This week I've continued to ponder the call to move through the surface agitation of events, fears and distraction to come to rest in God and to source responsiveness here.
I've been thinking about the relationship between contemplation, action and activism and sensing that, despite the manifest need for action on many fronts, there is danger in allowing ourselves to get too caught up in activism. The danger is that the energy we expend in these ways ends up exhausting itself or (even worse) is somehow co-opted to fuel the very energy of destruction we seek to counter. What you resist persists, so the saying goes.
This is clearly a subtle matter calling for discernment. There is (I think) a real place for activism - for public protest against injustice, for creating communities of resistance and so on. But somehow the energy we bring to this needs to come not just from indignation, anger and fear, but from the non-anxious source of all things. It needs to be a response grounded in the energy of creation and reconciliation that can transform alienation and isolation into real communion, real peace.
In contemplation, this is the energy we seek to be awake to, receptive to, available for.
This morning, I went to the island in Lake Ginninderra, where we celebrated Easter last year. The island itself seemed agitated when I arrived. A very large flock of corellas has moved into the neighbourhood - they were noisy and felt like invaders.

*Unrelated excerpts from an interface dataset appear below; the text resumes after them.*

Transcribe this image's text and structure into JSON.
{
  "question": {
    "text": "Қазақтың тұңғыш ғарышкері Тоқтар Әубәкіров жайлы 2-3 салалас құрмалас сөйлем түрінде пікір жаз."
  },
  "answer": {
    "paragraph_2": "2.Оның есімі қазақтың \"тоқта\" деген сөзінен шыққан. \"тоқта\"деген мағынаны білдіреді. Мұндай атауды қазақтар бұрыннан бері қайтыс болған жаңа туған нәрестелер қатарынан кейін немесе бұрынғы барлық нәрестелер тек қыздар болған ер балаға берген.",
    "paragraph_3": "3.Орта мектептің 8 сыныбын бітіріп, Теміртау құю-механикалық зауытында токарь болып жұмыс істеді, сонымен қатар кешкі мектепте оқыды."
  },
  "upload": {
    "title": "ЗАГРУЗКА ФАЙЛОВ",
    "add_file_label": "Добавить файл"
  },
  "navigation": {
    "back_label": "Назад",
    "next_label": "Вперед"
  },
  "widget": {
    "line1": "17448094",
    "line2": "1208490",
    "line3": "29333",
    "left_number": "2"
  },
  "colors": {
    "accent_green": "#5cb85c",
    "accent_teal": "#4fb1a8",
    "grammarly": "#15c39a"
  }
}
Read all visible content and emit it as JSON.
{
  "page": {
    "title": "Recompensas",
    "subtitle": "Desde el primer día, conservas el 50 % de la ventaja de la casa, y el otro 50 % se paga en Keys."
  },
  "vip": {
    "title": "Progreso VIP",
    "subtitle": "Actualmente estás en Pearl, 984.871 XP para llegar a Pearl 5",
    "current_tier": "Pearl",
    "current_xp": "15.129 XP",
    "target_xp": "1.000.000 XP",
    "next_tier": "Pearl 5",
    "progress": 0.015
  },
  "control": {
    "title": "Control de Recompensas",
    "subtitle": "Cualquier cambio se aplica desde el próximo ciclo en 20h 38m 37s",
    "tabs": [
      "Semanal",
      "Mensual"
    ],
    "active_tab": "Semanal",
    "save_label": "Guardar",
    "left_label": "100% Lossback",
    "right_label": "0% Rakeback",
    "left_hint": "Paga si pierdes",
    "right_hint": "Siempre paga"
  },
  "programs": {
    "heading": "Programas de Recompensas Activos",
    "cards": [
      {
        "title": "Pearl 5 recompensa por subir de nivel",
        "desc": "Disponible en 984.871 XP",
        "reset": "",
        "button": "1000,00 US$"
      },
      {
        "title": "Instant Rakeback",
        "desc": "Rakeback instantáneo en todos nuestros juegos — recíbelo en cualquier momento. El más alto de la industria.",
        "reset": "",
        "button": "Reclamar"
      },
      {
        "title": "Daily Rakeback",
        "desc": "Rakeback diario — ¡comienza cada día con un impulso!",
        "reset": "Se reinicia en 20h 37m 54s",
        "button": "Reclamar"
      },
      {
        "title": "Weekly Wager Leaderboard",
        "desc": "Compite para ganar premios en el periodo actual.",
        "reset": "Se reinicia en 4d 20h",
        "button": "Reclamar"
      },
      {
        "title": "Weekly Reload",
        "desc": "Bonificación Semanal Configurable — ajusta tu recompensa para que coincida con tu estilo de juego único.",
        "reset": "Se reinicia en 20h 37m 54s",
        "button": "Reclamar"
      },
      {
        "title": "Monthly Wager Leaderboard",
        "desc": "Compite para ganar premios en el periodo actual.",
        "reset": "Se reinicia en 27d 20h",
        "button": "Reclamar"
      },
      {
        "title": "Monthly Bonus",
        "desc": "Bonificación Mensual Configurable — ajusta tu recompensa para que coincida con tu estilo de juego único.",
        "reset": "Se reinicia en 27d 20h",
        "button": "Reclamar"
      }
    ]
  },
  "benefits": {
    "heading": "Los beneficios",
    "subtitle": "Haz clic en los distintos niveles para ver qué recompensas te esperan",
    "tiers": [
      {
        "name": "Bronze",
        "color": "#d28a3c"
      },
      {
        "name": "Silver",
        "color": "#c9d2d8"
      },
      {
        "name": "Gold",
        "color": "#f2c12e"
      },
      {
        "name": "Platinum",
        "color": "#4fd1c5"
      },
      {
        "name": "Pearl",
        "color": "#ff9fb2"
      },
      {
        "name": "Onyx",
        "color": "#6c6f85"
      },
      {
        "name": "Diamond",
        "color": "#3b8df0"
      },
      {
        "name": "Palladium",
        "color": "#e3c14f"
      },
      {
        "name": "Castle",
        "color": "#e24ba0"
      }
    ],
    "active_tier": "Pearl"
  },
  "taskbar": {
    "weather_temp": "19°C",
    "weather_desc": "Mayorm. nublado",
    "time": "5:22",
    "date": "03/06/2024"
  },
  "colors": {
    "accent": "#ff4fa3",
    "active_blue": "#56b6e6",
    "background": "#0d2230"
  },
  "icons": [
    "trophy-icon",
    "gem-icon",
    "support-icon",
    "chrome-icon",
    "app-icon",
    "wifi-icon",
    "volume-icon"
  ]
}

The other birds seemed agitated - the crows were cawing and moving heavily through the trees; even the waterbirds seemed not quite themselves. But I found a spot among the she-oaks to sit quietly, and practised being still amidst the agitation. The water sparkled, the wind soughed in the trees and I saw a water rat swim by.
Thich Nhat Hanh speaks of meditation as a process of sinking deep into the ground of your being, just as a pebble thrown into water sinks to the river bed. John Main wrote similarly: 'The purpose of meditation for each of us is that we come to our own centre. In many traditions, meditation is spoken of as a pilgrimage - a pilgrimage to your own centre, your own heart, and there you learn to remain awake, alive and still' (Moment of Christ). What's important is that as you sink into your own centre, you discover 'there is only one centre' and that our life task is to learn to live out of that 'one centre'.
What makes this a journey of faith is the ungraspability, un-encompassability of the centre. We sense it, intuit it as we find ourselves drawn into its field, its orbit ... but we don't see 'it'. We can do no more than trust we are not deluded, and that our availability to this energy really is the 'one thing necessary'.